● Work item: With no images included, output each entry below exactly as it appears.
[[ Listed records open ]]
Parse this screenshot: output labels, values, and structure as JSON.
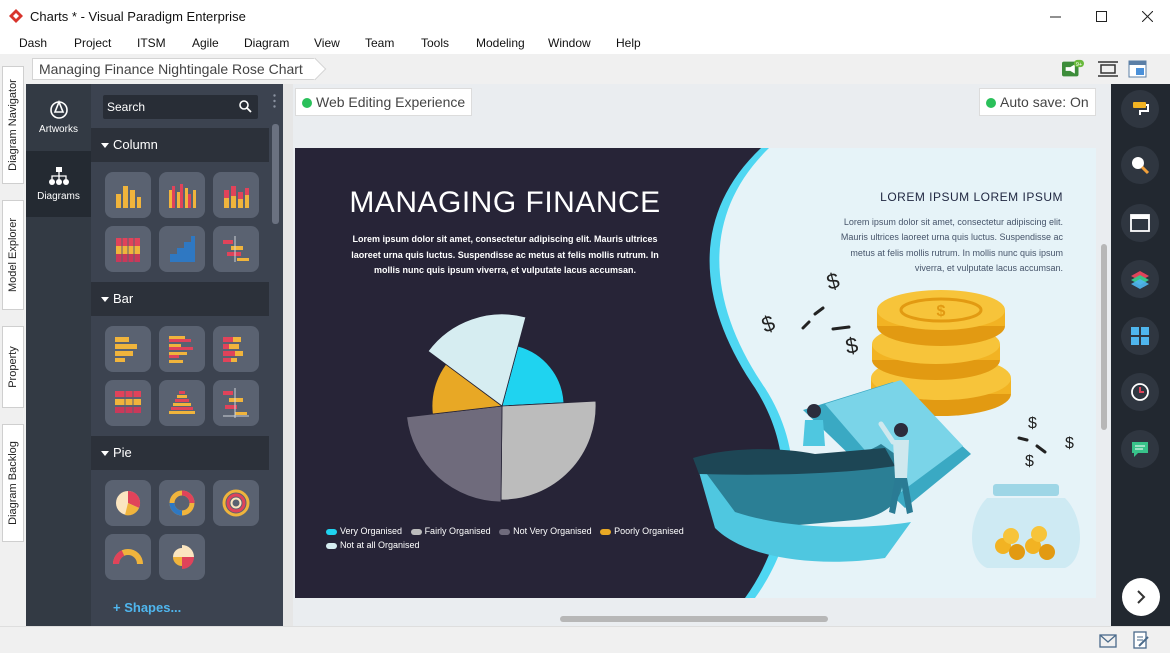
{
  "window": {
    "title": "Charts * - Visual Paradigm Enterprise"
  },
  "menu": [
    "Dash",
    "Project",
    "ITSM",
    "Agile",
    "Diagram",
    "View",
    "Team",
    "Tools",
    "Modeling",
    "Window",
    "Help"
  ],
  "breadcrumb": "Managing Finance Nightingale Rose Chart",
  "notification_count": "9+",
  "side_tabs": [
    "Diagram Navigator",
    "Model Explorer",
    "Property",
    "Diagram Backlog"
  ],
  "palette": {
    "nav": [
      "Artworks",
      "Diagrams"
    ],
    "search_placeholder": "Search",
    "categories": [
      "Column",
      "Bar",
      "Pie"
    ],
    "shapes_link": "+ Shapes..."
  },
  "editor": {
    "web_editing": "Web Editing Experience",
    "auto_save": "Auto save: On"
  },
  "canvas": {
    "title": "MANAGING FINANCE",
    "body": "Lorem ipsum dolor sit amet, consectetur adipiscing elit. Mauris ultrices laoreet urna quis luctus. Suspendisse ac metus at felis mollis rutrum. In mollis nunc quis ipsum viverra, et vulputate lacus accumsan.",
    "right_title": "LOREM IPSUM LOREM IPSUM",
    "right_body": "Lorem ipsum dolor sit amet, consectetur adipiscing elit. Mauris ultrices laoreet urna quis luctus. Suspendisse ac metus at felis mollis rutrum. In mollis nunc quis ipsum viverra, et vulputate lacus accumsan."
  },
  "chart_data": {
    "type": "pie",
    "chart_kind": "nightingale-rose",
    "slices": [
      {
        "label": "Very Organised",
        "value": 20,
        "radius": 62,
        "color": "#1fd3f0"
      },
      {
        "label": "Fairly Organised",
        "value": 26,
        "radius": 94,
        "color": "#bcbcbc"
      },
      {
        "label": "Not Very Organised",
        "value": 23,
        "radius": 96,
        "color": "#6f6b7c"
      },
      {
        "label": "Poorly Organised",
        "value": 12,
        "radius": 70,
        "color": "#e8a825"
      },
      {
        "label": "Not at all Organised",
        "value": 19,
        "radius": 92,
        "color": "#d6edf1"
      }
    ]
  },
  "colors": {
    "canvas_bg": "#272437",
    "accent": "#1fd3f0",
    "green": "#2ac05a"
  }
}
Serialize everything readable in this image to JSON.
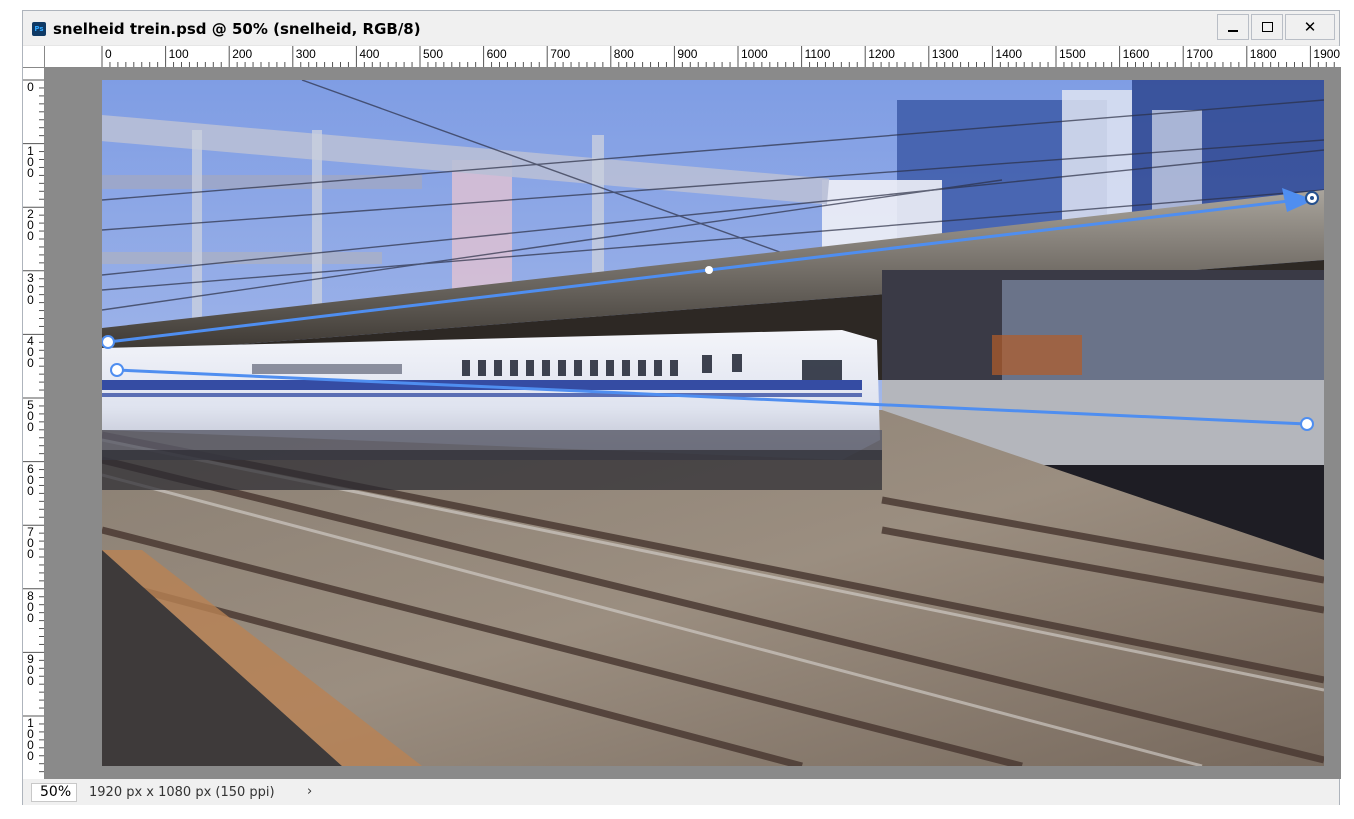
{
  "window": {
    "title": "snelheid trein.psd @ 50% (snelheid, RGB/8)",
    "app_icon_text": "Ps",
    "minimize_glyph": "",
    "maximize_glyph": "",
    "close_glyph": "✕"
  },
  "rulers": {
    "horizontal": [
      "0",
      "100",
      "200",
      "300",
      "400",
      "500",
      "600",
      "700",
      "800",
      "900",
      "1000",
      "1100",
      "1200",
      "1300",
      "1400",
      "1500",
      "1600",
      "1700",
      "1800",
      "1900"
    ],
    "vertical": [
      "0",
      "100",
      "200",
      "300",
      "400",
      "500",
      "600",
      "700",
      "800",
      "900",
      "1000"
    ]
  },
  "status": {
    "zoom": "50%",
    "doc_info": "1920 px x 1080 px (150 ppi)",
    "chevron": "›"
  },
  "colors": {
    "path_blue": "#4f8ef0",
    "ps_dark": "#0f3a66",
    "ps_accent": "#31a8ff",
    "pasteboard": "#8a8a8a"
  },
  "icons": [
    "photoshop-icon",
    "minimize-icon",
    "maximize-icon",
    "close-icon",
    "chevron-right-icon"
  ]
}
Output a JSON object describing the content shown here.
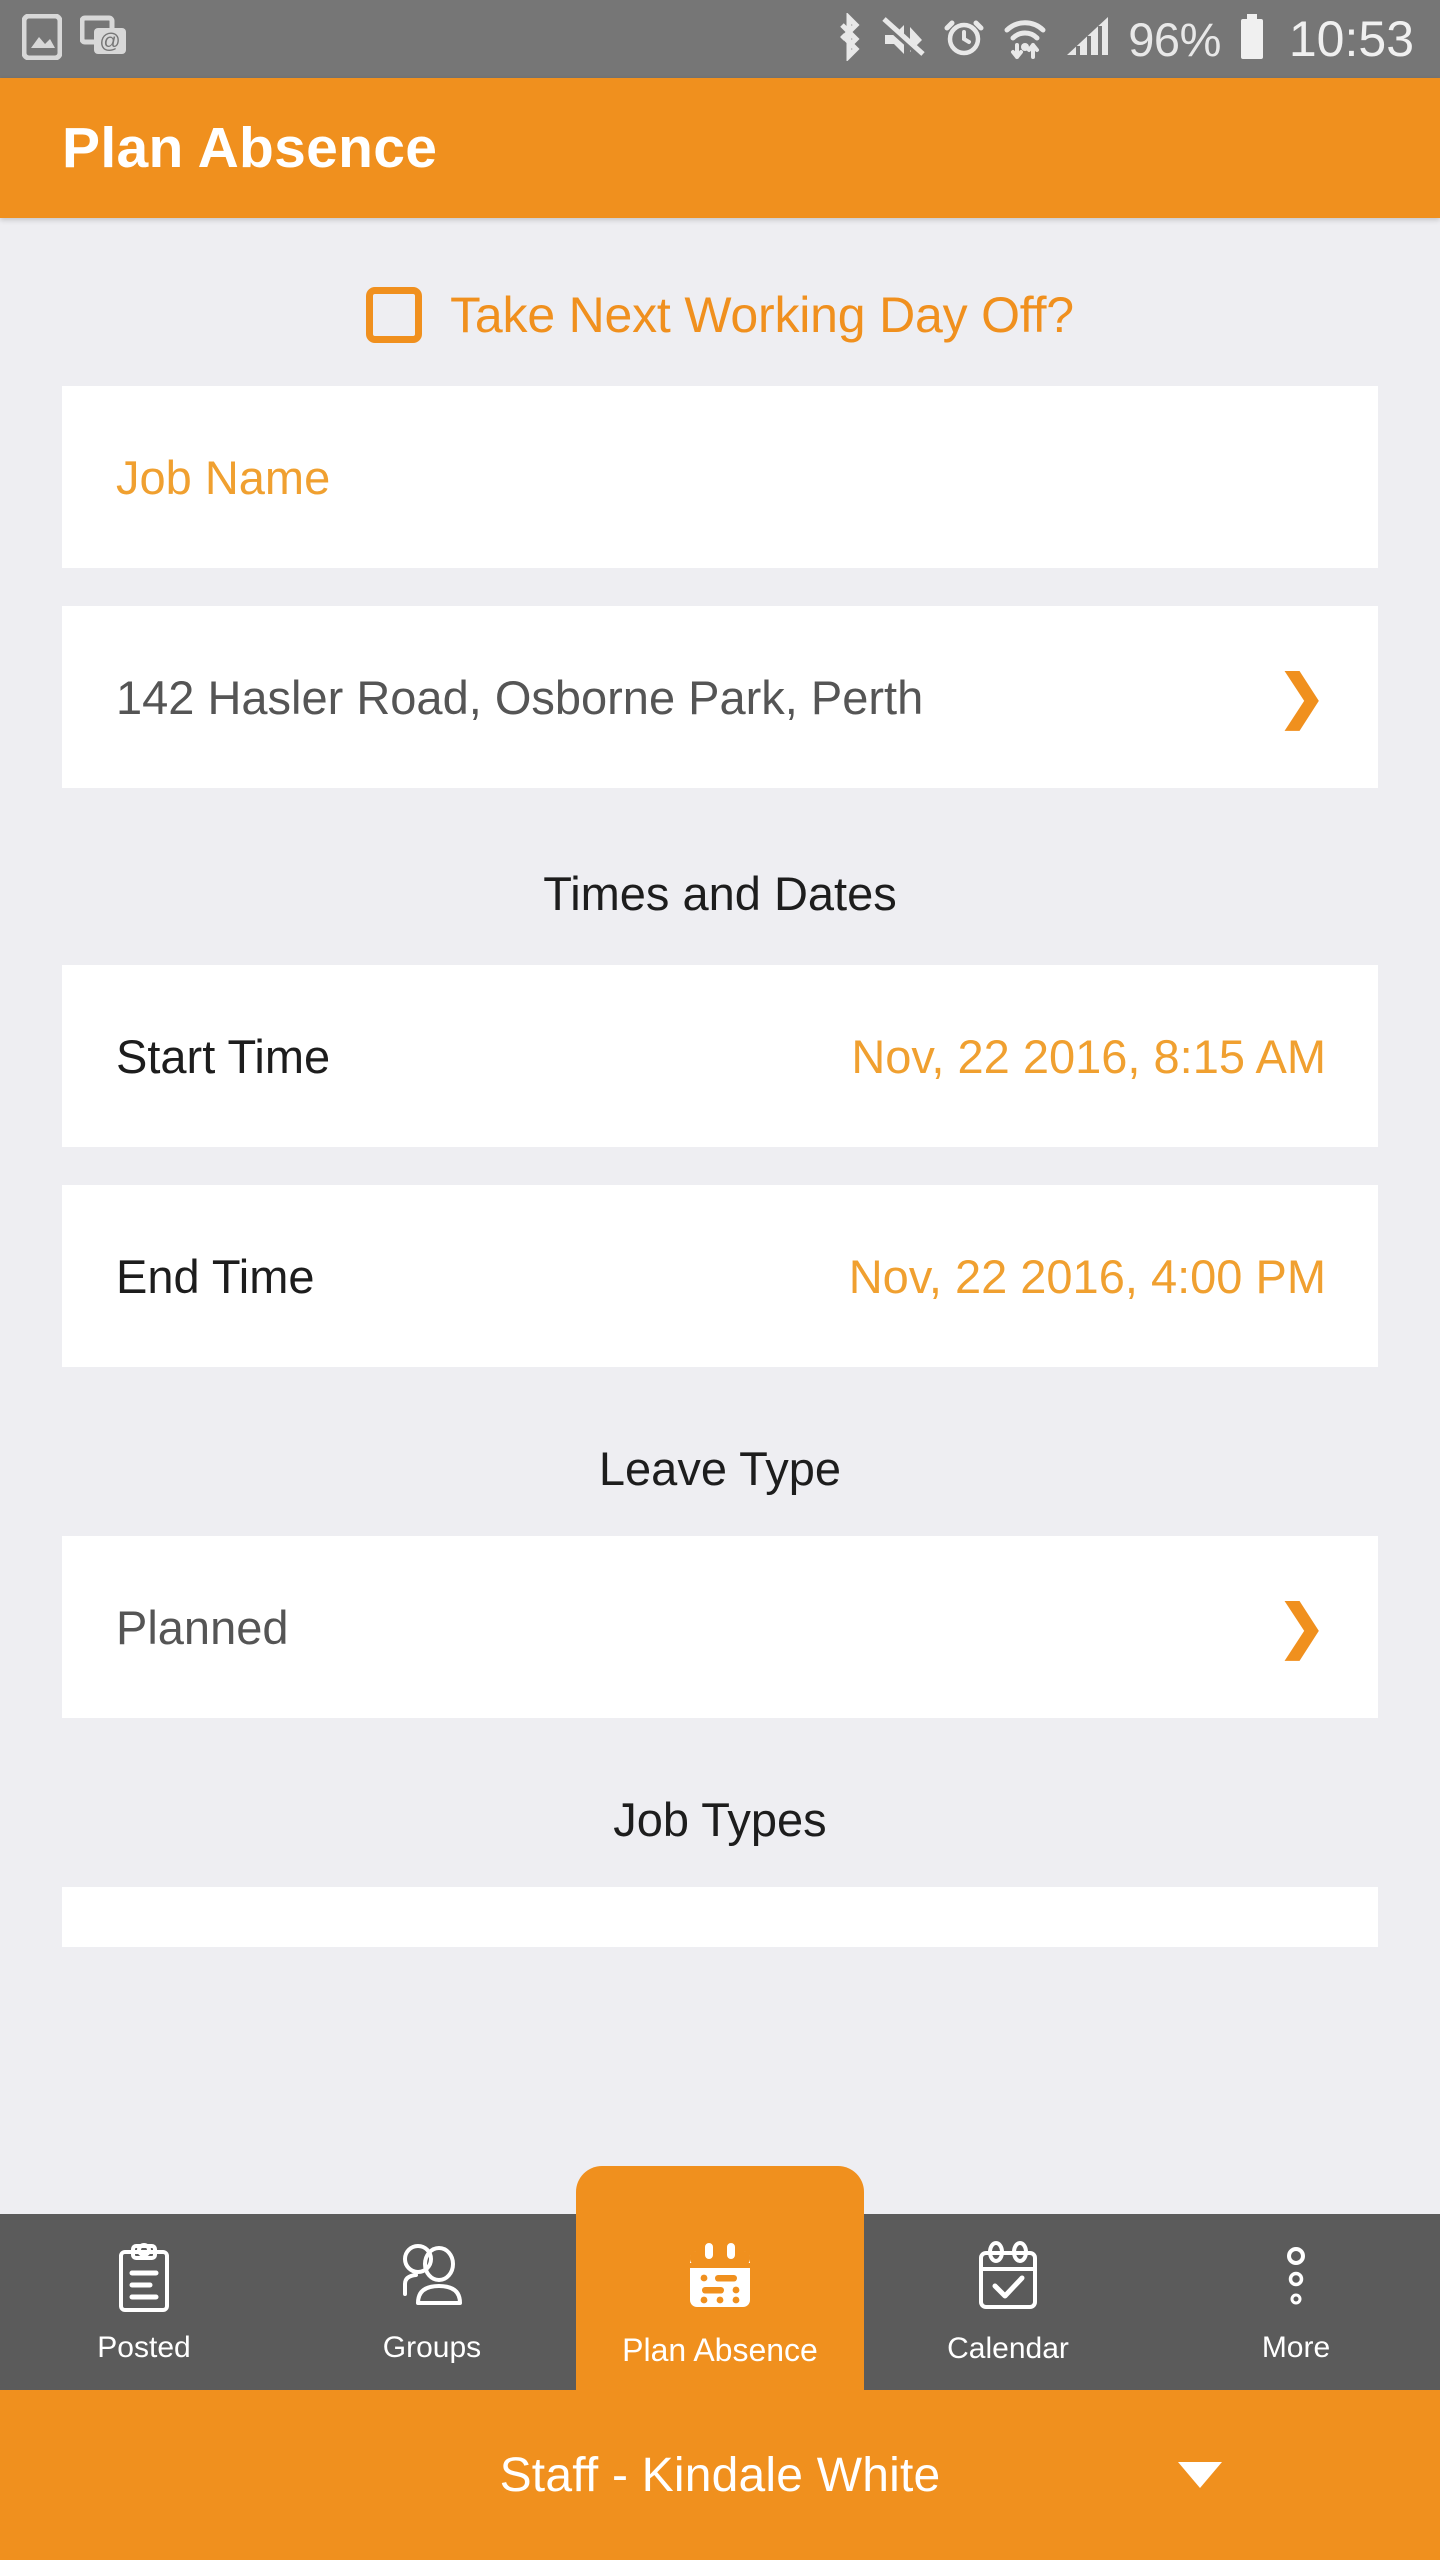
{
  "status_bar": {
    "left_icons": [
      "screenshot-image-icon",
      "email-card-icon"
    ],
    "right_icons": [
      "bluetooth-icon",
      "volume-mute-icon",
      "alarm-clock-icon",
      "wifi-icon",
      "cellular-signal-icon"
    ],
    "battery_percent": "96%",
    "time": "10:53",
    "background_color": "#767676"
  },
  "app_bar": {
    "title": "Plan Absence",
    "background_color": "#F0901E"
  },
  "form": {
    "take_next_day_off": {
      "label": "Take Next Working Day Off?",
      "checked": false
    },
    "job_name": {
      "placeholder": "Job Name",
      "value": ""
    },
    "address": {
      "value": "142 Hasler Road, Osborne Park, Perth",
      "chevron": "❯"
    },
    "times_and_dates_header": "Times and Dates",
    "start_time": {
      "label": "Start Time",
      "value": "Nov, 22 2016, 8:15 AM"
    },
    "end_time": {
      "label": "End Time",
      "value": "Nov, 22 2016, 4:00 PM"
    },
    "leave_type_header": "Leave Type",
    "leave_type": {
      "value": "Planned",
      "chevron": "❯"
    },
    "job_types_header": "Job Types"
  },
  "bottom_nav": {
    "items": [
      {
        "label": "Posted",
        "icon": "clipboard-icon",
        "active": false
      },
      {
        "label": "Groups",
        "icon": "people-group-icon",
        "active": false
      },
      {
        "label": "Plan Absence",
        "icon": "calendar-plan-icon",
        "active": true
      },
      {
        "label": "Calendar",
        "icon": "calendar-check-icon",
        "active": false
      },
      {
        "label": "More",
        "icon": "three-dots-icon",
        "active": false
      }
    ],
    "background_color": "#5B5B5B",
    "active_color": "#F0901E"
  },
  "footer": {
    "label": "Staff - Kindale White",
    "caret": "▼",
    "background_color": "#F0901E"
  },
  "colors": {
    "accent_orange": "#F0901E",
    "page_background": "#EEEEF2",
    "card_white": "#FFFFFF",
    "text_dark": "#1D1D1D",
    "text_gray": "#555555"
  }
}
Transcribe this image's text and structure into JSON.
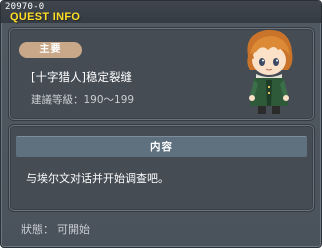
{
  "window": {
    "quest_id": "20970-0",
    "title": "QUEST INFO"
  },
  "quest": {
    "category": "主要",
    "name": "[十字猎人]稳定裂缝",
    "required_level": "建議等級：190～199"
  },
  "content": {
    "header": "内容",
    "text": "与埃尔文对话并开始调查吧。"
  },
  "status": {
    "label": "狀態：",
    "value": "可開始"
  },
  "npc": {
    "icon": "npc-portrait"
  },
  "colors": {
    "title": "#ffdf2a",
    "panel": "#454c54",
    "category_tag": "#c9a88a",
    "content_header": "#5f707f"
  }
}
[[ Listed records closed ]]
● Worked solution:
Parse this screenshot: output labels, values, and structure as JSON.
{
  "window": {
    "title": "Charts * - Visual Paradigm Enterprise"
  },
  "menu": [
    "Dash",
    "Project",
    "ITSM",
    "Agile",
    "Diagram",
    "View",
    "Team",
    "Tools",
    "Modeling",
    "Window",
    "Help"
  ],
  "breadcrumb": "Managing Finance Nightingale Rose Chart",
  "notification_count": "9+",
  "side_tabs": [
    "Diagram Navigator",
    "Model Explorer",
    "Property",
    "Diagram Backlog"
  ],
  "palette": {
    "nav": [
      "Artworks",
      "Diagrams"
    ],
    "search_placeholder": "Search",
    "categories": [
      "Column",
      "Bar",
      "Pie"
    ],
    "shapes_link": "+ Shapes..."
  },
  "editor": {
    "web_editing": "Web Editing Experience",
    "auto_save": "Auto save: On"
  },
  "canvas": {
    "title": "MANAGING FINANCE",
    "body": "Lorem ipsum dolor sit amet, consectetur adipiscing elit. Mauris ultrices laoreet urna quis luctus. Suspendisse ac metus at felis mollis rutrum. In mollis nunc quis ipsum viverra, et vulputate lacus accumsan.",
    "right_title": "LOREM IPSUM LOREM IPSUM",
    "right_body": "Lorem ipsum dolor sit amet, consectetur adipiscing elit. Mauris ultrices laoreet urna quis luctus. Suspendisse ac metus at felis mollis rutrum. In mollis nunc quis ipsum viverra, et vulputate lacus accumsan."
  },
  "chart_data": {
    "type": "pie",
    "chart_kind": "nightingale-rose",
    "slices": [
      {
        "label": "Very Organised",
        "value": 20,
        "radius": 62,
        "color": "#1fd3f0"
      },
      {
        "label": "Fairly Organised",
        "value": 26,
        "radius": 94,
        "color": "#bcbcbc"
      },
      {
        "label": "Not Very Organised",
        "value": 23,
        "radius": 96,
        "color": "#6f6b7c"
      },
      {
        "label": "Poorly Organised",
        "value": 12,
        "radius": 70,
        "color": "#e8a825"
      },
      {
        "label": "Not at all Organised",
        "value": 19,
        "radius": 92,
        "color": "#d6edf1"
      }
    ]
  },
  "colors": {
    "canvas_bg": "#272437",
    "accent": "#1fd3f0",
    "green": "#2ac05a"
  }
}
Serialize everything readable in this image to JSON.
{
  "window": {
    "title": "snelheid trein.psd @ 50% (snelheid, RGB/8)",
    "app_icon_text": "Ps",
    "minimize_glyph": "",
    "maximize_glyph": "",
    "close_glyph": "✕"
  },
  "rulers": {
    "horizontal": [
      "0",
      "100",
      "200",
      "300",
      "400",
      "500",
      "600",
      "700",
      "800",
      "900",
      "1000",
      "1100",
      "1200",
      "1300",
      "1400",
      "1500",
      "1600",
      "1700",
      "1800",
      "1900"
    ],
    "vertical": [
      "0",
      "100",
      "200",
      "300",
      "400",
      "500",
      "600",
      "700",
      "800",
      "900",
      "1000"
    ]
  },
  "status": {
    "zoom": "50%",
    "doc_info": "1920 px x 1080 px (150 ppi)",
    "chevron": "›"
  },
  "colors": {
    "path_blue": "#4f8ef0",
    "ps_dark": "#0f3a66",
    "ps_accent": "#31a8ff",
    "pasteboard": "#8a8a8a"
  },
  "icons": [
    "photoshop-icon",
    "minimize-icon",
    "maximize-icon",
    "close-icon",
    "chevron-right-icon"
  ]
}
Output a JSON object describing the content shown here.
{
  "status_bar": {
    "left_icons": [
      "screenshot-image-icon",
      "email-card-icon"
    ],
    "right_icons": [
      "bluetooth-icon",
      "volume-mute-icon",
      "alarm-clock-icon",
      "wifi-icon",
      "cellular-signal-icon"
    ],
    "battery_percent": "96%",
    "time": "10:53",
    "background_color": "#767676"
  },
  "app_bar": {
    "title": "Plan Absence",
    "background_color": "#F0901E"
  },
  "form": {
    "take_next_day_off": {
      "label": "Take Next Working Day Off?",
      "checked": false
    },
    "job_name": {
      "placeholder": "Job Name",
      "value": ""
    },
    "address": {
      "value": "142 Hasler Road, Osborne Park, Perth",
      "chevron": "❯"
    },
    "times_and_dates_header": "Times and Dates",
    "start_time": {
      "label": "Start Time",
      "value": "Nov, 22 2016, 8:15 AM"
    },
    "end_time": {
      "label": "End Time",
      "value": "Nov, 22 2016, 4:00 PM"
    },
    "leave_type_header": "Leave Type",
    "leave_type": {
      "value": "Planned",
      "chevron": "❯"
    },
    "job_types_header": "Job Types"
  },
  "bottom_nav": {
    "items": [
      {
        "label": "Posted",
        "icon": "clipboard-icon",
        "active": false
      },
      {
        "label": "Groups",
        "icon": "people-group-icon",
        "active": false
      },
      {
        "label": "Plan Absence",
        "icon": "calendar-plan-icon",
        "active": true
      },
      {
        "label": "Calendar",
        "icon": "calendar-check-icon",
        "active": false
      },
      {
        "label": "More",
        "icon": "three-dots-icon",
        "active": false
      }
    ],
    "background_color": "#5B5B5B",
    "active_color": "#F0901E"
  },
  "footer": {
    "label": "Staff - Kindale White",
    "caret": "▼",
    "background_color": "#F0901E"
  },
  "colors": {
    "accent_orange": "#F0901E",
    "page_background": "#EEEEF2",
    "card_white": "#FFFFFF",
    "text_dark": "#1D1D1D",
    "text_gray": "#555555"
  }
}
Transcribe this image's text and structure into JSON.
{
  "window": {
    "quest_id": "20970-0",
    "title": "QUEST INFO"
  },
  "quest": {
    "category": "主要",
    "name": "[十字猎人]稳定裂缝",
    "required_level": "建議等級：190～199"
  },
  "content": {
    "header": "内容",
    "text": "与埃尔文对话并开始调查吧。"
  },
  "status": {
    "label": "狀態：",
    "value": "可開始"
  },
  "npc": {
    "icon": "npc-portrait"
  },
  "colors": {
    "title": "#ffdf2a",
    "panel": "#454c54",
    "category_tag": "#c9a88a",
    "content_header": "#5f707f"
  }
}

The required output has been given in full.